+ A
A -
Met Galas, he’s been to a few. But James Corden, schmoozing at this year’s cocktail reception, looked around and pronounced that this might be his favorite yet.
“Classy,” he explained. “It just feels really classy.”
The TV host waved his arm around the room, taking in the hundreds of guests who’d followed the sartorial instructions – “gilded glamour” — and came in the best Gilded Age finery they could muster. Elegant gowns, shimmering with gold. Classic black and white. Tails and even some tophats. Headpieces and bustles and perhaps the accessory of the night: the tiara, sported by none other than Vogue’s Anna Wintour, who runs the gala, wearing a family heirloom. Even allowing for creativity, this was not the night for artfully ripped jeans.
Of course, take one letter off “classy” and you have “class,” with all the tricky implications of channeling an era that saw the creation of excessive wealth and income inequality in the United States. Some guests wrestled with that thought as they pondered the meaning of the evening. Others pointed out, accurately, that the gala funds the Met’s Costume Institute, allowing for exhibits such “In America: An Anthology of Fashion,” which opens this week and explores unsung heroes and untold stories in American fashion history, especially women, and women of color.
Others said the night was an important way of showing that New York was back in full force, even with the pandemic still upon us. “We’re celebrating craftsmanship and we’re celebrating America,” said celebrity chef Marcus Samuelsson, who again this year curated the night’s menu, choosing a slate of female chefs and taking on the main course himself — a barbecue-style beef, he said, with corn and succotash. “We’re showing that New York is back.”
Certainly New York florists were back, if they hadn’t been already.
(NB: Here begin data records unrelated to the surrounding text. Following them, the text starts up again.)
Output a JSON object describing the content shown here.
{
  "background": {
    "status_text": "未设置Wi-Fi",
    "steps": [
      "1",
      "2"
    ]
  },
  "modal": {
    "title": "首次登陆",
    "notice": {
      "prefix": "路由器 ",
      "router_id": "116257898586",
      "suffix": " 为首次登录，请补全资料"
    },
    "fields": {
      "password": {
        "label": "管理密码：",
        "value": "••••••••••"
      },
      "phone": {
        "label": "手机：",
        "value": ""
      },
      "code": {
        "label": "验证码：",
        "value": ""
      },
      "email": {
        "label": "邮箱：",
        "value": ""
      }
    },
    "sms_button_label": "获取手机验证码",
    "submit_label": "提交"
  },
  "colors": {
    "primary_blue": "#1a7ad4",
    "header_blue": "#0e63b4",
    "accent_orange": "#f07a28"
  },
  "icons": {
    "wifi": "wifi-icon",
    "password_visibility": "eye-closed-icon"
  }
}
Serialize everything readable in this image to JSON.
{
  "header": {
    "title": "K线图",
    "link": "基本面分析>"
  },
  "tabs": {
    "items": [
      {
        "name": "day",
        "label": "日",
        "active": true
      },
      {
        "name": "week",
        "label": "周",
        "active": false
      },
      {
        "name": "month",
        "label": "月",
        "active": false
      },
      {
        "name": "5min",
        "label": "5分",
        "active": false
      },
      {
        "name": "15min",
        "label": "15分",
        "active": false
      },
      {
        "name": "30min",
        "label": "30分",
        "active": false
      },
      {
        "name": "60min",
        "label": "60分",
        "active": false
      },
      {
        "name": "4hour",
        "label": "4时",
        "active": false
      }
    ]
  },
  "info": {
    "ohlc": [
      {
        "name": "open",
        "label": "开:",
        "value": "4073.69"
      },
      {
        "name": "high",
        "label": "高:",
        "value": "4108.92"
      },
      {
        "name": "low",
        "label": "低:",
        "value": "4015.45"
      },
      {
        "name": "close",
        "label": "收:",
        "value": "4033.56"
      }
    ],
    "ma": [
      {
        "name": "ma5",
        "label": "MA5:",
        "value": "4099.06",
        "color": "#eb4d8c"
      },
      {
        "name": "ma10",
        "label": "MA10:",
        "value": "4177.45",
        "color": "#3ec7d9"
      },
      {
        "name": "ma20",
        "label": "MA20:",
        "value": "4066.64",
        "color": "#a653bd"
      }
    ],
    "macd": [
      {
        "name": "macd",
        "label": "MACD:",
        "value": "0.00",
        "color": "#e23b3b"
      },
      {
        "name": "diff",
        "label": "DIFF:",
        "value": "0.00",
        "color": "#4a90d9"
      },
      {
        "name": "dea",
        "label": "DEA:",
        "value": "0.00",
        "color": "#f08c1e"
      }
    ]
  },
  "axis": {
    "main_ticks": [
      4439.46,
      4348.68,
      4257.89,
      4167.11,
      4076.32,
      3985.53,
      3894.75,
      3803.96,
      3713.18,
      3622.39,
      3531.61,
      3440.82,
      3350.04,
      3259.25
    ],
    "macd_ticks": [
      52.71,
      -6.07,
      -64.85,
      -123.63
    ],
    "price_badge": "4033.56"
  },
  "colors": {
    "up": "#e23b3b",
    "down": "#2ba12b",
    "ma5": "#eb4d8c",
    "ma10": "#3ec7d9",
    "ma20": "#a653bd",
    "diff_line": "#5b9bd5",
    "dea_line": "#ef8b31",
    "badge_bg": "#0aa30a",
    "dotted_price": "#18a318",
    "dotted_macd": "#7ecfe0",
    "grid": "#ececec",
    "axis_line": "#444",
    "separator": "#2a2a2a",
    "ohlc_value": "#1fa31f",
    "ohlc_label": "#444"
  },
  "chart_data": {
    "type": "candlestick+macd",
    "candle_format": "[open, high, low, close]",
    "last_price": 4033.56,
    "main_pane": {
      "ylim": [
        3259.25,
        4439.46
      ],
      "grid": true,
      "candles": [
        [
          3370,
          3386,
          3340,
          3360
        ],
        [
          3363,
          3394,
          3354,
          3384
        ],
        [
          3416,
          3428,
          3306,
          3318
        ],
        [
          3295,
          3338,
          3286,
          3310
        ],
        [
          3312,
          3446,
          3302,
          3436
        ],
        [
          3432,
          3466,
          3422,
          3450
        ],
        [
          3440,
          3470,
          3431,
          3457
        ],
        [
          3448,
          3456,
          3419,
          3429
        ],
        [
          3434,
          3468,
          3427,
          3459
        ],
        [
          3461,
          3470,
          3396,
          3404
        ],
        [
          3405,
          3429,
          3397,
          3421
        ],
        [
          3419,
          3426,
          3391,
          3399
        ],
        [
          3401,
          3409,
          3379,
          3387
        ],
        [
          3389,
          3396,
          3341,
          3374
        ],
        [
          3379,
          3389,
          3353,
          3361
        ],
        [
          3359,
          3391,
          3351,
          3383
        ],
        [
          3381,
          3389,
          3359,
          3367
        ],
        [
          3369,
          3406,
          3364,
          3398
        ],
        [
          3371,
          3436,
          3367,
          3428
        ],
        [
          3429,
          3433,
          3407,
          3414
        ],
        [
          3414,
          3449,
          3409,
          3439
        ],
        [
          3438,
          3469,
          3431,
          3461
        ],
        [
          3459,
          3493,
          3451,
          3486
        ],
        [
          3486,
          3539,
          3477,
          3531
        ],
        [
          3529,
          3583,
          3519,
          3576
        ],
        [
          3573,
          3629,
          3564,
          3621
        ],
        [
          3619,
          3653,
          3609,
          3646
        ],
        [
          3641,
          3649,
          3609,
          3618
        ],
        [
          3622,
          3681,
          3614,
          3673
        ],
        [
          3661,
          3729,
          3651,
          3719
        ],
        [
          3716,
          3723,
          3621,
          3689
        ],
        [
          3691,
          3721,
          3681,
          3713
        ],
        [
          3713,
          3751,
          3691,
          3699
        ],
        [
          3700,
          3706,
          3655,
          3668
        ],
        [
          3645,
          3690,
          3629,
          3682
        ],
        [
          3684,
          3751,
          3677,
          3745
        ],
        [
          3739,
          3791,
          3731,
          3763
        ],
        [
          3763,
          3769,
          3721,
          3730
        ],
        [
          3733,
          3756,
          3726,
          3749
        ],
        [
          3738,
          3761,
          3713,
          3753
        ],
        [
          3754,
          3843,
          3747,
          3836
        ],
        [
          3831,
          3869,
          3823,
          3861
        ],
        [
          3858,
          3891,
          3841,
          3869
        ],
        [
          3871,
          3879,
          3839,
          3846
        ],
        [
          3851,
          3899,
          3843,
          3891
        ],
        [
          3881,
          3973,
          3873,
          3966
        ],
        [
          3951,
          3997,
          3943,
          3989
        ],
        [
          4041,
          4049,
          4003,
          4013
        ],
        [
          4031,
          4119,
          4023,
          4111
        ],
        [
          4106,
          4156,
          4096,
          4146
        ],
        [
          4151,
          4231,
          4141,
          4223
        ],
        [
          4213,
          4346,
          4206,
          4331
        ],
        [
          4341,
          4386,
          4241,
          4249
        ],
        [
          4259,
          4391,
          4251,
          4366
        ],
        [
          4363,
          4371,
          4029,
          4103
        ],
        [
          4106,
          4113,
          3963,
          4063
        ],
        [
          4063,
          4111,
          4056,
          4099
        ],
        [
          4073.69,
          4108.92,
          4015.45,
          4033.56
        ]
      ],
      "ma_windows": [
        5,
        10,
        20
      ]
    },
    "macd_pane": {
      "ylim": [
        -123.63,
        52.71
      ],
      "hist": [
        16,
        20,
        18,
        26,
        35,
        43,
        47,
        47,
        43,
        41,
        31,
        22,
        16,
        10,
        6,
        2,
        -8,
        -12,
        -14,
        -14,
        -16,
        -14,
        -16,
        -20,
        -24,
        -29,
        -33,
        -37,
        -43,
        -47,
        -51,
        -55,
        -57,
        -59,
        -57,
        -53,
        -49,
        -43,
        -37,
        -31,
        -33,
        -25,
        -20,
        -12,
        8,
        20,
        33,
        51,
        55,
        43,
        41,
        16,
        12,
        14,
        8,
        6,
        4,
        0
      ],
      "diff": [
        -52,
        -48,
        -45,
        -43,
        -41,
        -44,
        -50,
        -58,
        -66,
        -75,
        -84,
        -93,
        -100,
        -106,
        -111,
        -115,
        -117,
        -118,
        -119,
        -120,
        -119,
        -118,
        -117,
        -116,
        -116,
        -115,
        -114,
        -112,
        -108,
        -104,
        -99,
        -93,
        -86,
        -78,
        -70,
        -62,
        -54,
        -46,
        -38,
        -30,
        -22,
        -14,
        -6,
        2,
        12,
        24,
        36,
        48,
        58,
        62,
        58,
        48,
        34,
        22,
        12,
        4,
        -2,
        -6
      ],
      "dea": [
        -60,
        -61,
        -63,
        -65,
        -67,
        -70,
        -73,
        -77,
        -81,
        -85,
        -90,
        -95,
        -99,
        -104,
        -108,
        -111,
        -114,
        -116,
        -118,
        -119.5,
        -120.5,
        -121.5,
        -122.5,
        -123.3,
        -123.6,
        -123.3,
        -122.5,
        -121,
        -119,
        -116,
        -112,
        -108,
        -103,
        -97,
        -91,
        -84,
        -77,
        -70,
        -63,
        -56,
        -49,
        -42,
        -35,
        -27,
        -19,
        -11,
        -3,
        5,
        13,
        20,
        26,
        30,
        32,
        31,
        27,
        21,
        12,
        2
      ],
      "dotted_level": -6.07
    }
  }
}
The question is whether there were any pink roses left in the city after Monday’s gala. The outside steps to the Metropolitan Museum of Art were lined with 50,000, with another 75,000 surrounding the lobby centerpiece. Another 150,000 roses bathed every inch of the Great Hall staircase — a striking backdrop for the hosts’ receiving line.
As guests entered from the red carpet, with crowds screaming outside, they passed a 12-piece chamber orchestra that played American classics like “At Last” until dinner. After greeting Wintour and her celebrity hosts (Blake Lively and Ryan Reynolds, Lin-Manuel Miranda and Regina King) guests wandered through the Arms and Armor galleries toward the American Wing and the huge Charles Engelhard Court, where cocktails were served and where curators built a bridge to access the exhibit in the period rooms.
Usually, guests eschew the exhibit for the cocktails, but there was a decent flow of people in and out of the show, for which nine film directors were tapped to create cinematic vignettes. It was, said some of the directors, a chance to engage in a different kind of storytelling.
copy short url   Copy